Impact of No-Tillage and Conventional Tillage Systems on Soil Microbial Communities
Soil management practices influence soil physical and chemical characteristics and bring about changes in the soil microbial community structure and function. In this study, the effects of long-term conventional and no-tillage practices on microbial community structure, enzyme activities, and selected physicochemical properties were determined in a continuous corn system on a Decatur silt loam soil. The long-term no-tillage treatment resulted in higher soil carbon and nitrogen contents, viable microbial biomass, and phosphatase activities at the 0–5 cm depth than the conventional tillage treatment. Soil microbial community structure assessed using phospholipid fatty acid (PLFA) analysis and automated ribosomal intergenic spacer analysis (ARISA) varied by tillage practice and soil depth. The abundance of PLFAs indicative of fungi, bacteria, arbuscular mycorrhizal fungi, and actinobacteria was consistently higher in the no-till surface soil. Results of principal components analysis based on soil physicochemical and enzyme variables were in agreement with those based on PLFA and ARISA profiles.

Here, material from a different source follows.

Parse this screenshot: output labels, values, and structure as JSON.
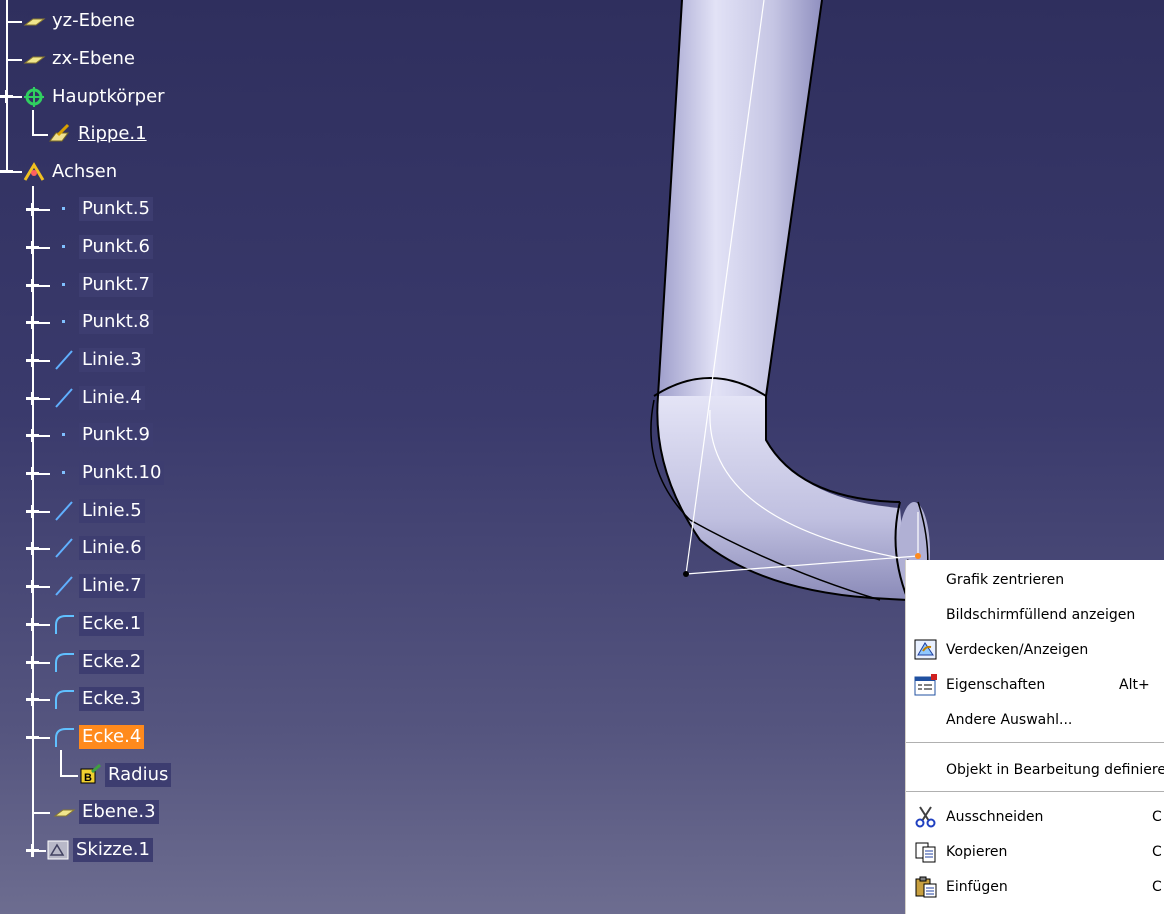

Soil organic carbon was positively correlated with most of the PLFA biomarkers. These results indicate that tillage practice and soil depth were two important factors affecting soil microbial community structure and activity, and conservation tillage practices improve both physicochemical and microbiological properties of soil.